There is also a need to put the sizeable regional variations into the mix when you study the stats, with London (once again) setting the pace. Nationally, house prices went zooming up by 5% in 2013, but the London distortion factor meant that the regions saw far smaller rises – 2% in Wales, for instance, to an average £164,000.
However, the regions are expected to see quite a big bounce back next year, with Wales around the 7% average, taking that average house price past £175,000.
So how does it look for landlords in Wales?
If you take on board all those figures, and set it against the state of the economy, being a landlord in 2014 looks even more promising than it did this time last year.
Rental levels have to be linked to people’s ability to pay – and neither should they get out of kilter with the cost of buying. The continued steady growth in the economy is unlikely to be matched by significant rises in wages, but with more people going into work, there is every reason to expect plenty of demand for rented accommodation. So I’d expect rental levels to be slightly above inflation.
Meanwhile there is still not enough supply of homes to meet rising demand, and even the introduction of Wales’ own version of the Help to Buy scheme, which starts in January, is not expected to impact very much on the rented sector.

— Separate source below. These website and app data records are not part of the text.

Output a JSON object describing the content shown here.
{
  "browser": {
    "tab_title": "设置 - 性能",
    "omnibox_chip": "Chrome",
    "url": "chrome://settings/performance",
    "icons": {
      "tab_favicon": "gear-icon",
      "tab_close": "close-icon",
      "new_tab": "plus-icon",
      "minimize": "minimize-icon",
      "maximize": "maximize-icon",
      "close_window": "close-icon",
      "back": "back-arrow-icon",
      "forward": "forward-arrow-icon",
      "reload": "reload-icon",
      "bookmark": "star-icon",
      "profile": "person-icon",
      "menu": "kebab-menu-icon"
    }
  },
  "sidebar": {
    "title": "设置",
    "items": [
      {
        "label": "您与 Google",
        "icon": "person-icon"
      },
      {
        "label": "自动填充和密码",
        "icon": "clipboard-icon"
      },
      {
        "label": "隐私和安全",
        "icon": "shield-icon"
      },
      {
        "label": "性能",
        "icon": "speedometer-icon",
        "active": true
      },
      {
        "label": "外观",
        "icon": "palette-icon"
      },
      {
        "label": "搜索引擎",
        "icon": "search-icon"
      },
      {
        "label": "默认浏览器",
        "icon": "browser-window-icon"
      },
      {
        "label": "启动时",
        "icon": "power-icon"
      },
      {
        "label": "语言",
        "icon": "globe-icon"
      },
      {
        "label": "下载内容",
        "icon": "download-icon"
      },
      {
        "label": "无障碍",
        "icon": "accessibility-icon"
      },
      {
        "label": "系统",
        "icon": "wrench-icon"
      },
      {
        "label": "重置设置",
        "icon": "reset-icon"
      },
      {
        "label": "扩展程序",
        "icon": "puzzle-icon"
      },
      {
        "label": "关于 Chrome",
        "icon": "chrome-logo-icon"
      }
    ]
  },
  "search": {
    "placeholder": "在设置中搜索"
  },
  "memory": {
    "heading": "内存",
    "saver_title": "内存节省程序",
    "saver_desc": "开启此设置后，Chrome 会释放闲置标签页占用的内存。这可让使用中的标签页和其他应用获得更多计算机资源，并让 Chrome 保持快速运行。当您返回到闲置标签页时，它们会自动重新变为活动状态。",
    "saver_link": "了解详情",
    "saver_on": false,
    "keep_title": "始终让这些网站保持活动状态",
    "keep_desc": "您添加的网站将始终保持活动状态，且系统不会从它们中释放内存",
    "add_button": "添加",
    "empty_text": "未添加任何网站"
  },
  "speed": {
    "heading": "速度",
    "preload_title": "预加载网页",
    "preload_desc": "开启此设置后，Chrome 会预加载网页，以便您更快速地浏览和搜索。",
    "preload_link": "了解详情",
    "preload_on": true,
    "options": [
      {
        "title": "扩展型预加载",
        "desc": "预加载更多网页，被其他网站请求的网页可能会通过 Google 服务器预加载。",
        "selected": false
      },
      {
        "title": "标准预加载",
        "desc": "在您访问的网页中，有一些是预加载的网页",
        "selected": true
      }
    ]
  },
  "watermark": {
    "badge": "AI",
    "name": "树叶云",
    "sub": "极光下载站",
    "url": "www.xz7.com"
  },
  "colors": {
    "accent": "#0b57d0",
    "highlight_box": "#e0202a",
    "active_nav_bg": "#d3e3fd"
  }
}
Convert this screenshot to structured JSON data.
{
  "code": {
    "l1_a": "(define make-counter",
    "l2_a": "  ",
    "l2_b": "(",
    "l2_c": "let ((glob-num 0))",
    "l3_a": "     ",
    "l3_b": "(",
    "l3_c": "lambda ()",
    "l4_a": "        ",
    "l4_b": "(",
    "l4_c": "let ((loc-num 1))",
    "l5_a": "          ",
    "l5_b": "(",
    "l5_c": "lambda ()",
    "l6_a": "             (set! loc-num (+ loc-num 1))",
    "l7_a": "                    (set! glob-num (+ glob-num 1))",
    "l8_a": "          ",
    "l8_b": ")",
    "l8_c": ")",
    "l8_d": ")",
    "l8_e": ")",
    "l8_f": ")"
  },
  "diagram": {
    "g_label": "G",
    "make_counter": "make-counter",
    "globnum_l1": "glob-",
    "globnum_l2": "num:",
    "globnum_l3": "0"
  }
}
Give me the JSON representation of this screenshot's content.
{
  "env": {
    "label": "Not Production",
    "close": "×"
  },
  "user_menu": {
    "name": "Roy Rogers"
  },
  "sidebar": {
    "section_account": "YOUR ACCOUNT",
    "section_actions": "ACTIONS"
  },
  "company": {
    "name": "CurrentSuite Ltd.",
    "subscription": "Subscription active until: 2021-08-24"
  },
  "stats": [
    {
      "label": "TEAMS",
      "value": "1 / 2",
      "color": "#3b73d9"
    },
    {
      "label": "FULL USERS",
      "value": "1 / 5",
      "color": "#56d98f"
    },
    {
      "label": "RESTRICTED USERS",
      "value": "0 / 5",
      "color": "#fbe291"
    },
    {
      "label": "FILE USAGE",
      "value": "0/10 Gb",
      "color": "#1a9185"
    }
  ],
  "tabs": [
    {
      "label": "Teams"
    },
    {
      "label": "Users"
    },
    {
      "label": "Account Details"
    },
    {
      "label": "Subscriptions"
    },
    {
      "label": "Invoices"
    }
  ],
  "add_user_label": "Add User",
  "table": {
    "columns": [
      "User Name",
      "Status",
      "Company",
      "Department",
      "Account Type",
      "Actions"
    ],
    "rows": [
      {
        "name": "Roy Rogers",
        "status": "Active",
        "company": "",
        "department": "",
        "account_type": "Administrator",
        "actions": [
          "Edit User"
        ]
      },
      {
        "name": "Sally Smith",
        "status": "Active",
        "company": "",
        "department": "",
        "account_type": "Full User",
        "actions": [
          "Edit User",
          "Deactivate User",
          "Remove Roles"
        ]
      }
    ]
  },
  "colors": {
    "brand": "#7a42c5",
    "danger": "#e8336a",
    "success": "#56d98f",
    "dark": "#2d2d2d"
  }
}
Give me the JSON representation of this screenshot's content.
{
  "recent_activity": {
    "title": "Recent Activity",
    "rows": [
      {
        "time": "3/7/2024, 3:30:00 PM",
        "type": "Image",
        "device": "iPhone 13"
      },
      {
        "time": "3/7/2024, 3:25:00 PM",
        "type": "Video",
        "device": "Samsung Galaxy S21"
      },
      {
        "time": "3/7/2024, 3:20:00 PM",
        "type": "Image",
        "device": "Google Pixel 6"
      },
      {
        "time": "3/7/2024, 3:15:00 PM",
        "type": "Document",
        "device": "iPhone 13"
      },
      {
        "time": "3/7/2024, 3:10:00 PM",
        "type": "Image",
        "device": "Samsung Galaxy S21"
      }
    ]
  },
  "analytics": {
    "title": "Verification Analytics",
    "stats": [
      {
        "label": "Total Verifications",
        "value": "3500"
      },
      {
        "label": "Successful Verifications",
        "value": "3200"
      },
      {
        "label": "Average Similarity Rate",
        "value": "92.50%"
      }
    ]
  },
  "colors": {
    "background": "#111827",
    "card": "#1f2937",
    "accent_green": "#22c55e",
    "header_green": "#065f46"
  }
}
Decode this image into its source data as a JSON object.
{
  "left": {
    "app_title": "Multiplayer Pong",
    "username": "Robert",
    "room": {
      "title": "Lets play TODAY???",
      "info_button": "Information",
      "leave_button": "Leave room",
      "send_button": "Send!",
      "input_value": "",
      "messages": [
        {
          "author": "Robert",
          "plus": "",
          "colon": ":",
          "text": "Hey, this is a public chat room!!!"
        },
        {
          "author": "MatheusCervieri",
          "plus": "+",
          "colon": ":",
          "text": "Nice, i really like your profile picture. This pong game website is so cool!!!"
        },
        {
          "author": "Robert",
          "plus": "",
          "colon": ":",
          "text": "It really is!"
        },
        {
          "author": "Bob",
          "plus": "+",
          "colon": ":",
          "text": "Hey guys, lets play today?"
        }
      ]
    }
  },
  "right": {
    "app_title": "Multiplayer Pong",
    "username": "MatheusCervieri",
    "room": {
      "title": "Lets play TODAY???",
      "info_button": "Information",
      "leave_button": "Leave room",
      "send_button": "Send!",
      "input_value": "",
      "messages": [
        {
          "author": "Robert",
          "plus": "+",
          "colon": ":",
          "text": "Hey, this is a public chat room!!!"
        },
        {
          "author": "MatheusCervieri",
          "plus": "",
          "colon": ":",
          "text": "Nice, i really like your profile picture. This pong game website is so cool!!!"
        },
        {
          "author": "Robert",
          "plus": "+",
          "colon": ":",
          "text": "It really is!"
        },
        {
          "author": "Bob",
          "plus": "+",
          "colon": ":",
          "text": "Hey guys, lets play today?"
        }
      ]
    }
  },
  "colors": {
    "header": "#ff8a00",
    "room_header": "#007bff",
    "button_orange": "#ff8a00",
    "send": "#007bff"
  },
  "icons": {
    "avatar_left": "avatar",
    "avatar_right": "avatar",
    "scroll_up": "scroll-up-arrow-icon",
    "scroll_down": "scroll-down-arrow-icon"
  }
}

So the current yields of around 6% should definitely not be eroded – and there’s a healthy capital growth of perhaps 6 or 7% to look forward to as well. If there’s a better place to put your money in 2014, I’d like to know about it!